China vs US
Meanwhile… let us cast our minds far to the East where the real story is probably China. Lots of stuff in the press about China and debt… and much of it casting doubt on the sustainability of China’s economic miracle – including its ability to continue as the major economic partner across Asia, Africa and the Middle East.
But first, a diversion… I got taken to task by a US chum yesterday for being pro-Trump in recent comments. Harsh. Whatever I think of him is immaterial. It’s the political process that got him there, the geopolitical forces disturbed by his actions, and the real market effects he creates that matter. Loathe him or loathe him… he’s creating winds that move markets. Markets are about politics.
During the late summer we were treated to an American Aircraft Carrier (the USS Harry S Truman) moored in the Solent at the foot of our garden.
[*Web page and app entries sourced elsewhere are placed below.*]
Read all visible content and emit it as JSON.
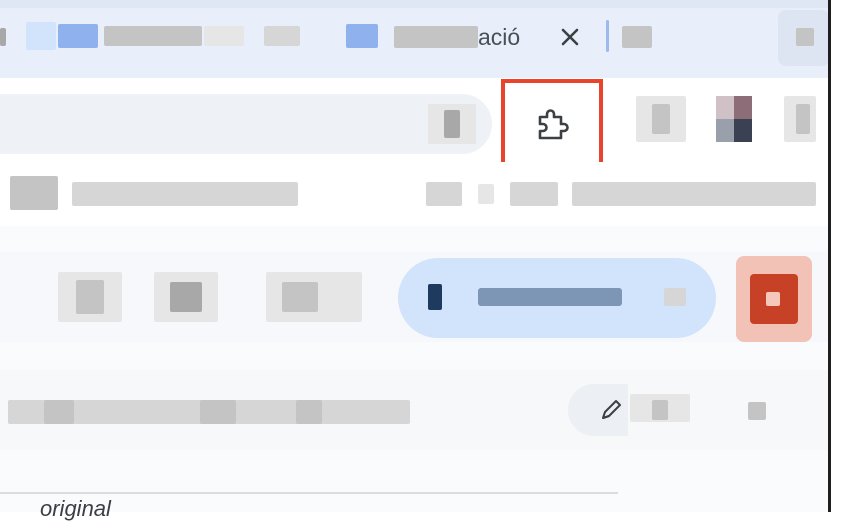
{
  "browser": {
    "active_tab": {
      "title_fragment": "ació",
      "close_icon": "close-icon"
    },
    "toolbar": {
      "extensions_icon": "puzzle-piece-icon",
      "highlight_color": "#e8432d"
    }
  },
  "page": {
    "edit_icon": "pencil-icon",
    "footer_text": "original"
  },
  "colors": {
    "tab_strip": "#dfe7f5",
    "selected_chip": "#d2e3fc",
    "user_avatar": "#c74127"
  }
}
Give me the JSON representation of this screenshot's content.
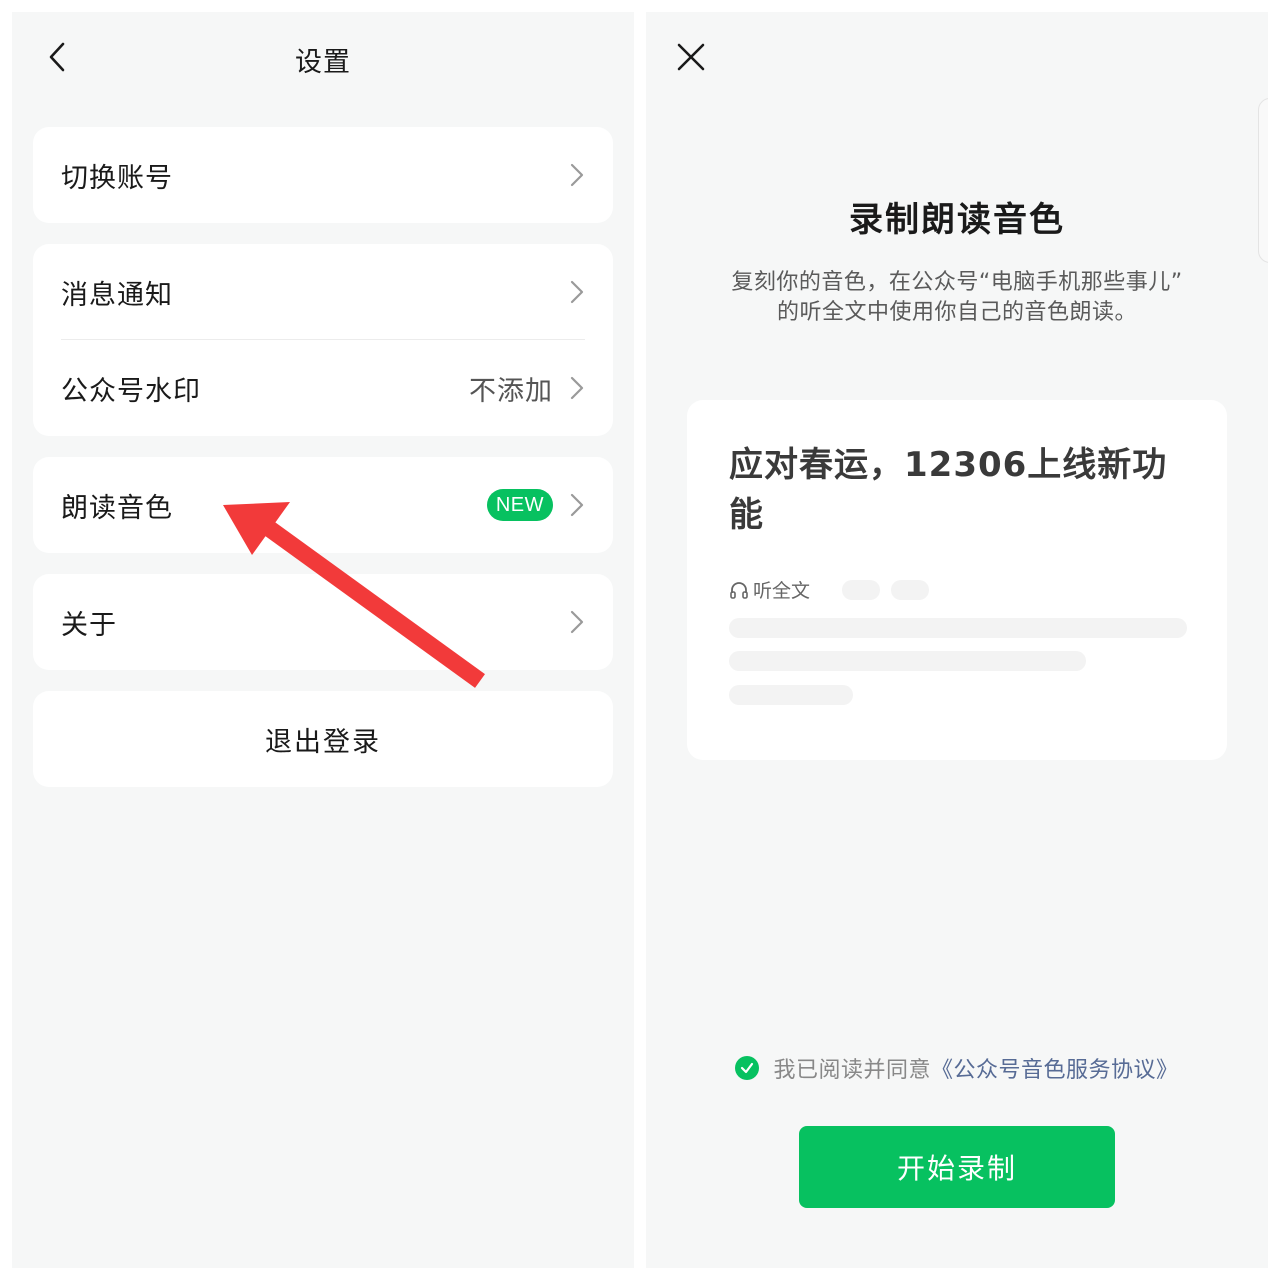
{
  "settings": {
    "title": "设置",
    "items": {
      "switch_account": {
        "label": "切换账号"
      },
      "notifications": {
        "label": "消息通知"
      },
      "watermark": {
        "label": "公众号水印",
        "value": "不添加"
      },
      "voice": {
        "label": "朗读音色",
        "badge": "NEW"
      },
      "about": {
        "label": "关于"
      }
    },
    "logout_label": "退出登录"
  },
  "record": {
    "title": "录制朗读音色",
    "desc_line1": "复刻你的音色，在公众号“电脑手机那些事儿”",
    "desc_line2": "的听全文中使用你自己的音色朗读。",
    "sample": {
      "article_title": "应对春运，12306上线新功能",
      "listen_label": "听全文"
    },
    "agree_text": "我已阅读并同意",
    "agree_link": "《公众号音色服务协议》",
    "agree_checked": true,
    "start_button": "开始录制"
  },
  "colors": {
    "brand_green": "#07c160",
    "link_blue": "#576b95",
    "annotation_arrow": "#f23a3a",
    "background": "#f6f7f7"
  },
  "icons": {
    "back": "chevron-left-icon",
    "row_arrow": "chevron-right-icon",
    "close": "close-icon",
    "headphones": "headphones-icon",
    "check": "check-icon"
  }
}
A Nimitz class CVA is a great example of power projection. But, historically, the American’s don’t achieve their decisive victories through military muscle. Where they attempt to do so – in Afghanistan, Iraq and Vietnam, for instance, they proved the ineffectiveness of using a multi-billion dollar missile against an AK47, and that motivated guerrillas will win every time.
It’s very interesting to compare and contrast Trump rhetoric. In the last few days he’s pulled back from criticism of Saudi prince/thug MbS. He’s unapologetically told the American people that Saudi is a very important source of big defence contracts creating US jobs – therefore he will deal with them. Saudi is not a real threat. At the same time, he’s saying nothing about US jobs he’s willing to trade-off thru his Economic campaign against China.
Where America wins is in terms of economic muscle. The Japanese knew that before Pearl Harbour 80 years ago, the Russians learnt it in the 80’s. And now the Chinese are being treated to a similar lesson today.
The US can withstand declining energy exports to China far longer than Xi can withstand real growth tumbling from the Party’s mandated 7% to closer to 5.5% (or whatever it really is).